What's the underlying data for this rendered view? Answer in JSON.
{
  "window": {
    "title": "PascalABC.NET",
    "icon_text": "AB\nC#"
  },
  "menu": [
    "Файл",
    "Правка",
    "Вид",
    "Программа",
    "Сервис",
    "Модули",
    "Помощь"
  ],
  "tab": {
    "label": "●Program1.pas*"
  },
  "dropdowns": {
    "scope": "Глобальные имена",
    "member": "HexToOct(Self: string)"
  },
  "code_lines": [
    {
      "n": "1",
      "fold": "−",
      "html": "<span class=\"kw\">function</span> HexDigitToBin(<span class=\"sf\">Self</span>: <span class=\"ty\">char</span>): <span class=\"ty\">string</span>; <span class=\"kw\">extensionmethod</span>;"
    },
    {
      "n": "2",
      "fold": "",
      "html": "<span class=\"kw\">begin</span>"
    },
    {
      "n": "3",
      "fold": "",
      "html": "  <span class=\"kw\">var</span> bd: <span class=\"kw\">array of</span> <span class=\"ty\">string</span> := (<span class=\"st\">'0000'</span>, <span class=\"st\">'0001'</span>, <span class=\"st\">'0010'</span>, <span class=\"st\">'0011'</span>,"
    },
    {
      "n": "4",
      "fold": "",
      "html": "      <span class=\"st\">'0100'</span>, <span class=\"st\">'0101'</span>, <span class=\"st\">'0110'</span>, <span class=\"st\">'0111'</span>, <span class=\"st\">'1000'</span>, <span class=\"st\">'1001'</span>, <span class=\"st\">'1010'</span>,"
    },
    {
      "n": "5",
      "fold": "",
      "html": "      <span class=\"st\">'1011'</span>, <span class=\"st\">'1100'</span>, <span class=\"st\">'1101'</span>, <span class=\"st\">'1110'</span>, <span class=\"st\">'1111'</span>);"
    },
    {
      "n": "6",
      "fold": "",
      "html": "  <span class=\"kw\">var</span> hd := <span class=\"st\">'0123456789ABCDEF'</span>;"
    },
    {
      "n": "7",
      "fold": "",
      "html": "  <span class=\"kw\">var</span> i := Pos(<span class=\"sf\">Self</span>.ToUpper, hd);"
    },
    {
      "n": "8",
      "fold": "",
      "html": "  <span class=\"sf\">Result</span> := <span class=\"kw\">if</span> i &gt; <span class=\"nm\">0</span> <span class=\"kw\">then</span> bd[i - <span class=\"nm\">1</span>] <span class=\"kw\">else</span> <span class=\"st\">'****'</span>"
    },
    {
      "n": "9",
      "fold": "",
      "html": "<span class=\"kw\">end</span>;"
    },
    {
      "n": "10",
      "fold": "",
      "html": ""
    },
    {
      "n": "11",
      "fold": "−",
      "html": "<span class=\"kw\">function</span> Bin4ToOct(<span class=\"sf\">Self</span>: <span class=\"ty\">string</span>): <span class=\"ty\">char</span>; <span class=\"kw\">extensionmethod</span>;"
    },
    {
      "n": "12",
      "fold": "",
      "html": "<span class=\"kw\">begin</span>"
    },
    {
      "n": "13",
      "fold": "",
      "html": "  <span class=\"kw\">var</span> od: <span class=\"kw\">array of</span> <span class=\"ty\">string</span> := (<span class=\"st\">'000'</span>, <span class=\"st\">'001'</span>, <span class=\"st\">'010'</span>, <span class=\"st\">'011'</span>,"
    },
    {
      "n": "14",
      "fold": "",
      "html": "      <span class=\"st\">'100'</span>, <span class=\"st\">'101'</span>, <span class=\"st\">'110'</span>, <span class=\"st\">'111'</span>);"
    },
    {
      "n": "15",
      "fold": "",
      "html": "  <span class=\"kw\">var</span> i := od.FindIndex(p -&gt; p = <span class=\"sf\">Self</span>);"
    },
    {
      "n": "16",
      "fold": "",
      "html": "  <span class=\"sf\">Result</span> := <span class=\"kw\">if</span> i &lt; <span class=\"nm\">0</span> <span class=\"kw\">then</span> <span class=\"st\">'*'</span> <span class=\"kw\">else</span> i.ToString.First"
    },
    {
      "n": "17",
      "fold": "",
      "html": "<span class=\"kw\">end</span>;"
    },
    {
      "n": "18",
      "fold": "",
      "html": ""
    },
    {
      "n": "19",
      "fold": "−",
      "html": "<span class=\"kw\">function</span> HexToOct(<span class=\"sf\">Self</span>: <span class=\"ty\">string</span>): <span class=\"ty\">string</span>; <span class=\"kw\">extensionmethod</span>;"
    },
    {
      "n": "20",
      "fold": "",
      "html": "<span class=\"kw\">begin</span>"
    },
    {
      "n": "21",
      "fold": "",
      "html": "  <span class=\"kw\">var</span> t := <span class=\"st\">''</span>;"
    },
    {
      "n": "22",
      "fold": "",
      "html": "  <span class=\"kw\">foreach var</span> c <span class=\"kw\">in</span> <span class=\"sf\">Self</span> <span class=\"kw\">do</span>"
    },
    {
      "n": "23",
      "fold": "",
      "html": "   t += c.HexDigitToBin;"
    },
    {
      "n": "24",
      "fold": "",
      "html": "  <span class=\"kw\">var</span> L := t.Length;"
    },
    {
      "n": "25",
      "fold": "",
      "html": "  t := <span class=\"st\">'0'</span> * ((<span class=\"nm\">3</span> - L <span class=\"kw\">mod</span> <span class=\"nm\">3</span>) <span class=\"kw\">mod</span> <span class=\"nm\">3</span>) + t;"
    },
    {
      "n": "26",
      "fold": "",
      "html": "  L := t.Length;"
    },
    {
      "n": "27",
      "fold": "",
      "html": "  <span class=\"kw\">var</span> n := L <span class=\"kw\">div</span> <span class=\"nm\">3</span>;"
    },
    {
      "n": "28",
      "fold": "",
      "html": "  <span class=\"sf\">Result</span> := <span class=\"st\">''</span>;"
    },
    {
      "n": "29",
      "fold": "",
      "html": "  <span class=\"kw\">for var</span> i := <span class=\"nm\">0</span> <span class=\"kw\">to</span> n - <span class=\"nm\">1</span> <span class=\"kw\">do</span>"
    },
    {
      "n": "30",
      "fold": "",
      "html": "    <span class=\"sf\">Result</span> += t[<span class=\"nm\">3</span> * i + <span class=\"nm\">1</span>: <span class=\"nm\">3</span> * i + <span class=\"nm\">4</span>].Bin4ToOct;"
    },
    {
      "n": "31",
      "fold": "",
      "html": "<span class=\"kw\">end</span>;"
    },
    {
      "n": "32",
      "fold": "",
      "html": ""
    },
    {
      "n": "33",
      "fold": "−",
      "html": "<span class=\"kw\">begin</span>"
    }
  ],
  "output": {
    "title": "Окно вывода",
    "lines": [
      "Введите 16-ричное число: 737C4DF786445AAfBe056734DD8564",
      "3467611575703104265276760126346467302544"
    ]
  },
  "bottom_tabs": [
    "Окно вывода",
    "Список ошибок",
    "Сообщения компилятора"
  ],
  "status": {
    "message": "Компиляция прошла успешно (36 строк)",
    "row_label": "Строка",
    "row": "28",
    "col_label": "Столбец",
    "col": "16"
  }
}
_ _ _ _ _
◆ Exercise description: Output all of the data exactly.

◆ Exercise result:
What's the underlying data for this rendered view? Answer in JSON.
{
  "window": {
    "title": "PascalABC.NET",
    "icon_text": "AB\nC#"
  },
  "menu": [
    "Файл",
    "Правка",
    "Вид",
    "Программа",
    "Сервис",
    "Модули",
    "Помощь"
  ],
  "tab": {
    "label": "●Program1.pas*"
  },
  "dropdowns": {
    "scope": "Глобальные имена",
    "member": "HexToOct(Self: string)"
  },
  "code_lines": [
    {
      "n": "1",
      "fold": "−",
      "html": "<span class=\"kw\">function</span> HexDigitToBin(<span class=\"sf\">Self</span>: <span class=\"ty\">char</span>): <span class=\"ty\">string</span>; <span class=\"kw\">extensionmethod</span>;"
    },
    {
      "n": "2",
      "fold": "",
      "html": "<span class=\"kw\">begin</span>"
    },
    {
      "n": "3",
      "fold": "",
      "html": "  <span class=\"kw\">var</span> bd: <span class=\"kw\">array of</span> <span class=\"ty\">string</span> := (<span class=\"st\">'0000'</span>, <span class=\"st\">'0001'</span>, <span class=\"st\">'0010'</span>, <span class=\"st\">'0011'</span>,"
    },
    {
      "n": "4",
      "fold": "",
      "html": "      <span class=\"st\">'0100'</span>, <span class=\"st\">'0101'</span>, <span class=\"st\">'0110'</span>, <span class=\"st\">'0111'</span>, <span class=\"st\">'1000'</span>, <span class=\"st\">'1001'</span>, <span class=\"st\">'1010'</span>,"
    },
    {
      "n": "5",
      "fold": "",
      "html": "      <span class=\"st\">'1011'</span>, <span class=\"st\">'1100'</span>, <span class=\"st\">'1101'</span>, <span class=\"st\">'1110'</span>, <span class=\"st\">'1111'</span>);"
    },
    {
      "n": "6",
      "fold": "",
      "html": "  <span class=\"kw\">var</span> hd := <span class=\"st\">'0123456789ABCDEF'</span>;"
    },
    {
      "n": "7",
      "fold": "",
      "html": "  <span class=\"kw\">var</span> i := Pos(<span class=\"sf\">Self</span>.ToUpper, hd);"
    },
    {
      "n": "8",
      "fold": "",
      "html": "  <span class=\"sf\">Result</span> := <span class=\"kw\">if</span> i &gt; <span class=\"nm\">0</span> <span class=\"kw\">then</span> bd[i - <span class=\"nm\">1</span>] <span class=\"kw\">else</span> <span class=\"st\">'****'</span>"
    },
    {
      "n": "9",
      "fold": "",
      "html": "<span class=\"kw\">end</span>;"
    },
    {
      "n": "10",
      "fold": "",
      "html": ""
    },
    {
      "n": "11",
      "fold": "−",
      "html": "<span class=\"kw\">function</span> Bin4ToOct(<span class=\"sf\">Self</span>: <span class=\"ty\">string</span>): <span class=\"ty\">char</span>; <span class=\"kw\">extensionmethod</span>;"
    },
    {
      "n": "12",
      "fold": "",
      "html": "<span class=\"kw\">begin</span>"
    },
    {
      "n": "13",
      "fold": "",
      "html": "  <span class=\"kw\">var</span> od: <span class=\"kw\">array of</span> <span class=\"ty\">string</span> := (<span class=\"st\">'000'</span>, <span class=\"st\">'001'</span>, <span class=\"st\">'010'</span>, <span class=\"st\">'011'</span>,"
    },
    {
      "n": "14",
      "fold": "",
      "html": "      <span class=\"st\">'100'</span>, <span class=\"st\">'101'</span>, <span class=\"st\">'110'</span>, <span class=\"st\">'111'</span>);"
    },
    {
      "n": "15",
      "fold": "",
      "html": "  <span class=\"kw\">var</span> i := od.FindIndex(p -&gt; p = <span class=\"sf\">Self</span>);"
    },
    {
      "n": "16",
      "fold": "",
      "html": "  <span class=\"sf\">Result</span> := <span class=\"kw\">if</span> i &lt; <span class=\"nm\">0</span> <span class=\"kw\">then</span> <span class=\"st\">'*'</span> <span class=\"kw\">else</span> i.ToString.First"
    },
    {
      "n": "17",
      "fold": "",
      "html": "<span class=\"kw\">end</span>;"
    },
    {
      "n": "18",
      "fold": "",
      "html": ""
    },
    {
      "n": "19",
      "fold": "−",
      "html": "<span class=\"kw\">function</span> HexToOct(<span class=\"sf\">Self</span>: <span class=\"ty\">string</span>): <span class=\"ty\">string</span>; <span class=\"kw\">extensionmethod</span>;"
    },
    {
      "n": "20",
      "fold": "",
      "html": "<span class=\"kw\">begin</span>"
    },
    {
      "n": "21",
      "fold": "",
      "html": "  <span class=\"kw\">var</span> t := <span class=\"st\">''</span>;"
    },
    {
      "n": "22",
      "fold": "",
      "html": "  <span class=\"kw\">foreach var</span> c <span class=\"kw\">in</span> <span class=\"sf\">Self</span> <span class=\"kw\">do</span>"
    },
    {
      "n": "23",
      "fold": "",
      "html": "   t += c.HexDigitToBin;"
    },
    {
      "n": "24",
      "fold": "",
      "html": "  <span class=\"kw\">var</span> L := t.Length;"
    },
    {
      "n": "25",
      "fold": "",
      "html": "  t := <span class=\"st\">'0'</span> * ((<span class=\"nm\">3</span> - L <span class=\"kw\">mod</span> <span class=\"nm\">3</span>) <span class=\"kw\">mod</span> <span class=\"nm\">3</span>) + t;"
    },
    {
      "n": "26",
      "fold": "",
      "html": "  L := t.Length;"
    },
    {
      "n": "27",
      "fold": "",
      "html": "  <span class=\"kw\">var</span> n := L <span class=\"kw\">div</span> <span class=\"nm\">3</span>;"
    },
    {
      "n": "28",
      "fold": "",
      "html": "  <span class=\"sf\">Result</span> := <span class=\"st\">''</span>;"
    },
    {
      "n": "29",
      "fold": "",
      "html": "  <span class=\"kw\">for var</span> i := <span class=\"nm\">0</span> <span class=\"kw\">to</span> n - <span class=\"nm\">1</span> <span class=\"kw\">do</span>"
    },
    {
      "n": "30",
      "fold": "",
      "html": "    <span class=\"sf\">Result</span> += t[<span class=\"nm\">3</span> * i + <span class=\"nm\">1</span>: <span class=\"nm\">3</span> * i + <span class=\"nm\">4</span>].Bin4ToOct;"
    },
    {
      "n": "31",
      "fold": "",
      "html": "<span class=\"kw\">end</span>;"
    },
    {
      "n": "32",
      "fold": "",
      "html": ""
    },
    {
      "n": "33",
      "fold": "−",
      "html": "<span class=\"kw\">begin</span>"
    }
  ],
  "output": {
    "title": "Окно вывода",
    "lines": [
      "Введите 16-ричное число: 737C4DF786445AAfBe056734DD8564",
      "3467611575703104265276760126346467302544"
    ]
  },
  "bottom_tabs": [
    "Окно вывода",
    "Список ошибок",
    "Сообщения компилятора"
  ],
  "status": {
    "message": "Компиляция прошла успешно (36 строк)",
    "row_label": "Строка",
    "row": "28",
    "col_label": "Столбец",
    "col": "16"
  }
}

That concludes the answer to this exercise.